The textiles that we call “African prints,” or Dutch wax prints, were inspired by Indonesian batiks, and are manufactured in the Netherlands and Africa and sold throughout Africa, where they have been completely embraced.  To see what the fabrics look like as African garments, look up, for example, Mandabi, a 1968 film directed by Ousmane Sembène of Senegal (it’s available on Netflix).  My husband saw Mandabi years ago, and all that he remembers about it is how knocked out he was by the fabrics.

A selection of Dutch wax prints was presented in a showcase in the exhibition, and the photo below shows a portion of that selection.

Dutch wax

Yinka Shonibare’s artwork is concerned with questions of identity, authenticity, colonialism, imperialism, class, art history, the Victorian Era, and fashion; but don’t get the wrong impression — his work is also colorful, accessible, inventive, and a lot of fun.

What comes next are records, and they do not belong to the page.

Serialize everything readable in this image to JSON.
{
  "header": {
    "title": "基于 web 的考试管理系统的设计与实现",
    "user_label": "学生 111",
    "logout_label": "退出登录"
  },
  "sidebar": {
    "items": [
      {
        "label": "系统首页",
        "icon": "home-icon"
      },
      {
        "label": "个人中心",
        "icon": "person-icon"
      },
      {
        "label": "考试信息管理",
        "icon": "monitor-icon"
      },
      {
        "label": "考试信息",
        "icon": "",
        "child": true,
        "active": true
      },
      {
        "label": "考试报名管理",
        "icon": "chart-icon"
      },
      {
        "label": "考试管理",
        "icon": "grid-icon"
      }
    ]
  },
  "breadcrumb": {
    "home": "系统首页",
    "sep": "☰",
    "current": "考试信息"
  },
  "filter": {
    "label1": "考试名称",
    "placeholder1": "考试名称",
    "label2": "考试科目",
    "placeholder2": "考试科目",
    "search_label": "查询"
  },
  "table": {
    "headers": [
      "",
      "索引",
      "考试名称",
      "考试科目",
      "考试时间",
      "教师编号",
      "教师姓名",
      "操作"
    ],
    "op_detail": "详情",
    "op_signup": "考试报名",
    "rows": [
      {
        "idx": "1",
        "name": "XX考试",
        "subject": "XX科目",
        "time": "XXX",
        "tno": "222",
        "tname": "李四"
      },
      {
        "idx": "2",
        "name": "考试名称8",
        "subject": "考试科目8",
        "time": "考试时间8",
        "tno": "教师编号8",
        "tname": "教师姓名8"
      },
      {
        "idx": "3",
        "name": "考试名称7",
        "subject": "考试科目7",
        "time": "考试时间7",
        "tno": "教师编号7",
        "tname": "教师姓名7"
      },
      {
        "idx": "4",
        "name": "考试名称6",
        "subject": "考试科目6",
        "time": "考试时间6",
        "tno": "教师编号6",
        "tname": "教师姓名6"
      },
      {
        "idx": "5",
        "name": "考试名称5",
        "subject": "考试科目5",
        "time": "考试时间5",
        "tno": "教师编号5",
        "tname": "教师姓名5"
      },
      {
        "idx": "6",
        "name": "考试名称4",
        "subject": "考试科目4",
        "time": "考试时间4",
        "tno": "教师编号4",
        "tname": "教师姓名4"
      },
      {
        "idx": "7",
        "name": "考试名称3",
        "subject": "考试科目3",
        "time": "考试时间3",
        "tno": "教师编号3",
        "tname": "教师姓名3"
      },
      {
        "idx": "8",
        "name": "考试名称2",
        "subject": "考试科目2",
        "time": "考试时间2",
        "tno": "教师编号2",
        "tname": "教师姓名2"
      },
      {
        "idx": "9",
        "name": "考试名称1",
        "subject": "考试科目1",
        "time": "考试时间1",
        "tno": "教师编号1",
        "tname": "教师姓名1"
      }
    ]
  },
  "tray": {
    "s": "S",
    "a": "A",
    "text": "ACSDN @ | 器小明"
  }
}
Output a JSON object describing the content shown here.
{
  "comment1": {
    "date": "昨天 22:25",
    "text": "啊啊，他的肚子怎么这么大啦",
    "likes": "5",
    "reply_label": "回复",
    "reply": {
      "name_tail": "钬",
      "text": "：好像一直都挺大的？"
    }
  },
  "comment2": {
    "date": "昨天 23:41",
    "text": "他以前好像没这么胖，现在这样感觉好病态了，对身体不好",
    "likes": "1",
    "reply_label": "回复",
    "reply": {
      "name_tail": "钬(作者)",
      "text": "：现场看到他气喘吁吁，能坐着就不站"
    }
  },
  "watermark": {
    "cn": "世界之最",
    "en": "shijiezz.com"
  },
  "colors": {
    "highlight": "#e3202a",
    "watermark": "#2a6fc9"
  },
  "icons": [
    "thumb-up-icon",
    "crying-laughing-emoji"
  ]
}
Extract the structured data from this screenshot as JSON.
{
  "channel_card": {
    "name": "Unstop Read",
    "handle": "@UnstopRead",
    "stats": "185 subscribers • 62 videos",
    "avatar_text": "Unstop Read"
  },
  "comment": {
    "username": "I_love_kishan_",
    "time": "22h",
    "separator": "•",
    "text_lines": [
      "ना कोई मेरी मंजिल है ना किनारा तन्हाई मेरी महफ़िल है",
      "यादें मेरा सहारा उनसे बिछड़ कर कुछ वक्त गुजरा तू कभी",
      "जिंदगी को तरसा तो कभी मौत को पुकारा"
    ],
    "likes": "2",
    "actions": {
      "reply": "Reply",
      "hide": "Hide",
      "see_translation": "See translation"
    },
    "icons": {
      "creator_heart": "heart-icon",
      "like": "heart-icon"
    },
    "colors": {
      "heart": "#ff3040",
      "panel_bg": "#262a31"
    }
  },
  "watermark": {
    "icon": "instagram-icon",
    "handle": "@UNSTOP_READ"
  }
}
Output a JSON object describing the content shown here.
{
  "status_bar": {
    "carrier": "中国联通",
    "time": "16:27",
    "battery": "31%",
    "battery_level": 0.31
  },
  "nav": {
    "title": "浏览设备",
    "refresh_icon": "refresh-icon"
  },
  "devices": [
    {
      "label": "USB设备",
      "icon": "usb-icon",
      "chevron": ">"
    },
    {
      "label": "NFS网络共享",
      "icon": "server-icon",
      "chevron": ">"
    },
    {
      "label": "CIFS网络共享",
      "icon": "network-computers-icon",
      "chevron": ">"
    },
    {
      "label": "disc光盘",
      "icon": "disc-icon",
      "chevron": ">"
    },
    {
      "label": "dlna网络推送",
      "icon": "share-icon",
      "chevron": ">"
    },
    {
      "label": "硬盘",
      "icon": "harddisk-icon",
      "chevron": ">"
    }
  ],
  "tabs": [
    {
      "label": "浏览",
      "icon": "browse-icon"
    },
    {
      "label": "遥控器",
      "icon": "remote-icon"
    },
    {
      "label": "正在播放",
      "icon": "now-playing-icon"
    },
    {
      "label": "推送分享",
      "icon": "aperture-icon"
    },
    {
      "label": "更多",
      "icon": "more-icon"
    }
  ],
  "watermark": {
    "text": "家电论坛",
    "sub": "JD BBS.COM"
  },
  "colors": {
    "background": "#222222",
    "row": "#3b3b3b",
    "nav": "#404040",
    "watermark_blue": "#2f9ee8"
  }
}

Headless mannequins are one of Mr. Shonibare’s trademarks, an idea he connects to “the French Revolution when the aristocracy had their heads chopped off” (see an excellent short videotaped interview with the artist here).  The headlessness also helps us focus on the fabrics, the costumes, and the gestures, without distractions.


I thought the similarity between the artist’s Two Heads at Once, shown above, and Nicolas Ghesquière’s “batik” dresses from Balenciaga’s 2010 Resort collection, shown below, was astonishing.  Let’s be charitable and call this an example of art influencing fashion.  (Inspired by Mr. Shonibare, I personally decapitated the models shown below.)

Balenciaga resort 2010aBalenciaga resort 2010b

There is a video in the exhibition in which Mr. Shonibare discusses his interest in fashion.  Also a thirty-minute color video, A Masked Ball, in which I noticed the interlocked “C” Chanel logo on one of the ball gowns.

The sight of a roomful of dancers whirling around in 18th-century-style formalwear (made out of a riot of color wax prints, of course), powdered wigs (not headless), and Venetian-style masks is fantastic.

But with all this eye candy to talk about,  I still haven’t mentioned the most unusual part of the exhibition, Mother and Father Worked Hard So I Can Play,  a site-specific installation in several of the Brooklyn Museum’s 18th and 19th century rooms. Child-size mannequins, headless, and at play (in Victorian costumes made from Dutch wax fabrics), have been placed in the museum’s various period rooms for us to find.  The picture below shows a girl and her doll under the table in an 1806 South Carolina dining room.

dining room

This is my favorite part of the exhibition, because the museum’s period rooms were peaceful havens for me when I was a child, and I hadn’t visited them in years.  They are a fascinating and probably underappreciated part of the Brooklyn Museum’s permanent collection, so I hope that this “treasure hunt” introduces them to new visitors.

Running concurrently with the Brooklyn Museum show is another of Yinka Shonibare’s  site-specific installations, Party Time: Re-imagine America,  in the Newark Museum’s 1885 Ballantine House.

Mr. Shonibare says, “To be a good artist, you have to know how to fabricate [nice pun, if that’s a pun], how to weave tales, how to tell lies, because you’re taking your audience to a nonexistent space and telling them that it does exist.”

Well he is (good, that is),  he does (take you there),  and I enjoyed the trip.